Did you earn income from your business that’s located outside of Canada? If you did, you might be able to claim the foreign tax credit. As a Canadian, if you earned foreign business income or paid income tax on this income to a foreign government and reported it on your Canadian tax return, claiming this tax credit prevents you from having to pay full tax to both Canada and another country on that income (provided Canada has a tax treaty with this country).
Keep in mind, to claim this tax credit, you must also have been a resident of Canada on:
- December 31 of the current tax year
- The last day of your residence in Canada (if you stopped living in Canada during the tax year) or
- The date of death if you passed away during the tax year
Generally, the foreign tax credit you can claim for each foreign country is the lower of the following amounts:
- The foreign income tax you actually paid or
- The tax otherwise due in Canada on your net income from that country
- The payment was made to the government of a foreign country or to the government of a state, province or other political subdivision of a foreign country
- It isn’t conditional on the availability of a foreign tax credit in Canada or a deduction for a dividend received from a foreign affiliate and
- It is an income or profits tax
Note: Be sure to keep all your supporting documents in case the Canada Revenue Agency (CRA) or Revenu Québec asks to see them. If you paid foreign income tax in the U.S., attach a copy of your W-2 information slip, your Form 1040 from the Internal Revenue Service, and any other documents supporting your claim.
Remember to convert both the foreign income you earned and the foreign income tax you paid into Canadian dollars before reporting them on your return. You can use the exchange rate posted by the Bank of Canada that was in effect on the day that you received these amounts.
Is there any foreign business income that’s not eligible for this tax credit?
Yes. Any foreign business income that falls into one of the following categories doesn’t qualify for this tax credit:
- Foreign business income that’s tax-exempt in Québec or in Canada under a tax agreement
- Foreign business income that’s tax-exempt from foreign income tax or
- Foreign business income that’s been allocated to a beneficiary (like a trust)
I have an unused federal foreign tax credit
If you paid tax on foreign business income, the portion of the tax that can’t be deducted as a foreign tax credit might qualify as an unused foreign tax credit.

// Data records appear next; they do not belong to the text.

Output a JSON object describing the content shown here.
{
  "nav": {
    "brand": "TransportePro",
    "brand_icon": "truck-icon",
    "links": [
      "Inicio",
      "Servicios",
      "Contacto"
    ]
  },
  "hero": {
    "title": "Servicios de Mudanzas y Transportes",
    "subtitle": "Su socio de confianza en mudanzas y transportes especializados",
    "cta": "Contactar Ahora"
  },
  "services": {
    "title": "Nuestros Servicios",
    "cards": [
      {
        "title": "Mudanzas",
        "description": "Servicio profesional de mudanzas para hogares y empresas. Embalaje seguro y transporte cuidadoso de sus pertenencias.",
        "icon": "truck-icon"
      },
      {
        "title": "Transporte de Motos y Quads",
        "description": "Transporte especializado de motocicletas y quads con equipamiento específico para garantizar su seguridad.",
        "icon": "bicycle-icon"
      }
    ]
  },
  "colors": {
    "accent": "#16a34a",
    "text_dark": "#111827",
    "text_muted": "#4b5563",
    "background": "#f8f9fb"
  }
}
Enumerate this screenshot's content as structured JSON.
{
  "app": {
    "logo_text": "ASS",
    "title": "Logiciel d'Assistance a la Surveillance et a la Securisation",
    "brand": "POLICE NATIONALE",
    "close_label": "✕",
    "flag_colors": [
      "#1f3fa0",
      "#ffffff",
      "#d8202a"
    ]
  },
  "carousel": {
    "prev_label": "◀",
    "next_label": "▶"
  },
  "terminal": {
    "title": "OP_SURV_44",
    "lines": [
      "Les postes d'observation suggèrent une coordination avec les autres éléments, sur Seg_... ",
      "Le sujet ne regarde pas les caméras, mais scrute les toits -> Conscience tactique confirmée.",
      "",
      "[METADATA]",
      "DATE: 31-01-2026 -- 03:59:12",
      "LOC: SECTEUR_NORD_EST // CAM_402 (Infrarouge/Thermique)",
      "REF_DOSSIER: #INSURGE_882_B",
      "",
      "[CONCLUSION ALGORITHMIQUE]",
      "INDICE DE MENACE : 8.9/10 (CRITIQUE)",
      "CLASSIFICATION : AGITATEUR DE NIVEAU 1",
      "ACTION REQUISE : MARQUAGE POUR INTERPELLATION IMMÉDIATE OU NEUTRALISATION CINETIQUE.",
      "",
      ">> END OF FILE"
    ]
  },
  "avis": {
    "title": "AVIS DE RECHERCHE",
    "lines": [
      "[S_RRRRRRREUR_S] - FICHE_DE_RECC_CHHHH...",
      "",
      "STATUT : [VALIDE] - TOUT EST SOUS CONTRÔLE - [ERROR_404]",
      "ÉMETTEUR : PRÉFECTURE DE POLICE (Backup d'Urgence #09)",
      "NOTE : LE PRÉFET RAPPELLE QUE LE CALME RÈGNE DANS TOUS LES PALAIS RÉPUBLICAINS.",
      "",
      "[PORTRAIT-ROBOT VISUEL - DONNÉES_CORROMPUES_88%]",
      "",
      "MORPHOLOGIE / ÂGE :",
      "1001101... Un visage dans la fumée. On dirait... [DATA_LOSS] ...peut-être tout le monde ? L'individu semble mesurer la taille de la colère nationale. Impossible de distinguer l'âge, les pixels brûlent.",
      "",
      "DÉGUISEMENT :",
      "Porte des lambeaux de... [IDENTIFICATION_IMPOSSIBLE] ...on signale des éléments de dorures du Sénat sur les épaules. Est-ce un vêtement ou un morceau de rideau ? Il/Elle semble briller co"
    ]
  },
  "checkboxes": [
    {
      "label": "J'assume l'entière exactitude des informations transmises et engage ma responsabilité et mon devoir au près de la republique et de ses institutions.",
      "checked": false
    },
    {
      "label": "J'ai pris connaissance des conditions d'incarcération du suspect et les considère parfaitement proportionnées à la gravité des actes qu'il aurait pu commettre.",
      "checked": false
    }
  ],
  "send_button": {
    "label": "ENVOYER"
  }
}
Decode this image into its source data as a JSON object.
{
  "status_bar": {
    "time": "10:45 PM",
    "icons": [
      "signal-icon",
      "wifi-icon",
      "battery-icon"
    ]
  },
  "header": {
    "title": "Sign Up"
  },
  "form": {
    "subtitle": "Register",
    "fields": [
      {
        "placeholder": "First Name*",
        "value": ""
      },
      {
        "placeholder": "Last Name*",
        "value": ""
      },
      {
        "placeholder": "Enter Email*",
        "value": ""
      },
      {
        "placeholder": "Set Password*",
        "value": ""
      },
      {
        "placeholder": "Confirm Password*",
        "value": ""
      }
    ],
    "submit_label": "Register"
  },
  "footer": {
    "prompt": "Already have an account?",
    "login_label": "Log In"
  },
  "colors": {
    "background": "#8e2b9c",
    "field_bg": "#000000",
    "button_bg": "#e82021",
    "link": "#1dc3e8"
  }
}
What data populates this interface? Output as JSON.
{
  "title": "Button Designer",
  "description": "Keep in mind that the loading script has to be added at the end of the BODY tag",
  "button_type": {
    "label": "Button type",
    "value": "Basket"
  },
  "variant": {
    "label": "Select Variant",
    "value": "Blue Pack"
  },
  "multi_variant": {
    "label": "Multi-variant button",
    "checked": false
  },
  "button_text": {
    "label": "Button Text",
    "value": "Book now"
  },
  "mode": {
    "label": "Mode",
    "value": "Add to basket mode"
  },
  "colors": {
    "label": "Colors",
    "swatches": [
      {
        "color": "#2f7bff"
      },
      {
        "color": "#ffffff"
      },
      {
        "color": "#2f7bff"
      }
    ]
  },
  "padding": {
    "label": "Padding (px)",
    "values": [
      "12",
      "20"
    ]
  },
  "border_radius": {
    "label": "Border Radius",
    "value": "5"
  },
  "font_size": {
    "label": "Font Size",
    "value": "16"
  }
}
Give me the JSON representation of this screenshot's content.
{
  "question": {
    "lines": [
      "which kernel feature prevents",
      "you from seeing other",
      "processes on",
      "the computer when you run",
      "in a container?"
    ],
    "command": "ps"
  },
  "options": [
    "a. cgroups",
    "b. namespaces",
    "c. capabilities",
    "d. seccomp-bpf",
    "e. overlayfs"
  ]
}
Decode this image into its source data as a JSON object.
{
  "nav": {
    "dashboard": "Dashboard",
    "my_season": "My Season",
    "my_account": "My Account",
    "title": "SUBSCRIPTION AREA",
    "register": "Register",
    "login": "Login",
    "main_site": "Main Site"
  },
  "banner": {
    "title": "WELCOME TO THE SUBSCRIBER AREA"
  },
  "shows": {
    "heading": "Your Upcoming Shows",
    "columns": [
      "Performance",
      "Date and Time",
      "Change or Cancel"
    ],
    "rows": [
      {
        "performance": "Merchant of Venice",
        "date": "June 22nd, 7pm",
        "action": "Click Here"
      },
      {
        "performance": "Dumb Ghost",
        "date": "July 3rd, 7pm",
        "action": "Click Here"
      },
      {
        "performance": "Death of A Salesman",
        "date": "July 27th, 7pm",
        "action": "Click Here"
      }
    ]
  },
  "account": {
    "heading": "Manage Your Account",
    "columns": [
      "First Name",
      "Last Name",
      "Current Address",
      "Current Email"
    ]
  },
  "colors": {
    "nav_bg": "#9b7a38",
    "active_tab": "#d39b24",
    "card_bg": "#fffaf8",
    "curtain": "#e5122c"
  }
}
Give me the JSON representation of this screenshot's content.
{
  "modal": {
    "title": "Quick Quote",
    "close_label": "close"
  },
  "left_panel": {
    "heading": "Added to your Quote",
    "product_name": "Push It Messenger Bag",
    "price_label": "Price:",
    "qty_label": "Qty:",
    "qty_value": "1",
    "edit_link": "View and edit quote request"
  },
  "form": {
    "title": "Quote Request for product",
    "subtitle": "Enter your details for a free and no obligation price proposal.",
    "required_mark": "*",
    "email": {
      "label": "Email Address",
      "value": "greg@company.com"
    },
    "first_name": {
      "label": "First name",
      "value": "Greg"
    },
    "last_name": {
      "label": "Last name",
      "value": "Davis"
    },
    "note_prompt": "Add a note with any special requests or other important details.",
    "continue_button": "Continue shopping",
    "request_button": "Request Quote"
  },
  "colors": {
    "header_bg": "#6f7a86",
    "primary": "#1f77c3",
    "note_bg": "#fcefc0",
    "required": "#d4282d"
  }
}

You can carry forward your unused foreign tax credit up to 10 years from the year in which you received your foreign business income, or carry it back 3 years.
To determine the amount of your unused foreign tax credits available for use on your 2016 return, pull out your previous year(s) tax return and use the following formula to calculate the amount:
(Line 12 of form T2209) – (Line 405 on Schedule 1) = Unused foreign tax credit
Example: If on your 2015 return, your federal foreign tax credit (line 12 of form T2209) is $5,000 and the amount that transferred to line 405 on Schedule 1 was $3,000. Using the formula above, your unused federal foreign tax credit for that year is $2,000.
Similarly, if you’re a Québec resident, you can also carry forward your unused foreign tax credit up to 10 years from the year in which you received it or carry it back 3 years. You can find your unused credit amount on line 95 of your TP-772-V form from previous years.
Note: To complete the Foreign business income page, you’ll need to add line 95 from your TP-772-V form for each of the previous 10 years. You’ll also need to tell us how much of this amount you’ve already claimed on your tax returns.
Where do I claim this?
Follow these steps in H&R Block’s tax software to file your 2016 taxes:
- Under the PREPARE tab, click the OTHER icon. You’ll find yourself here:
- Under the FOREIGN TAX CREDITS heading, select the checkbox labelled Foreign business income and click Continue.
- When you reach the Foreign business income page, enter your information in the tax software.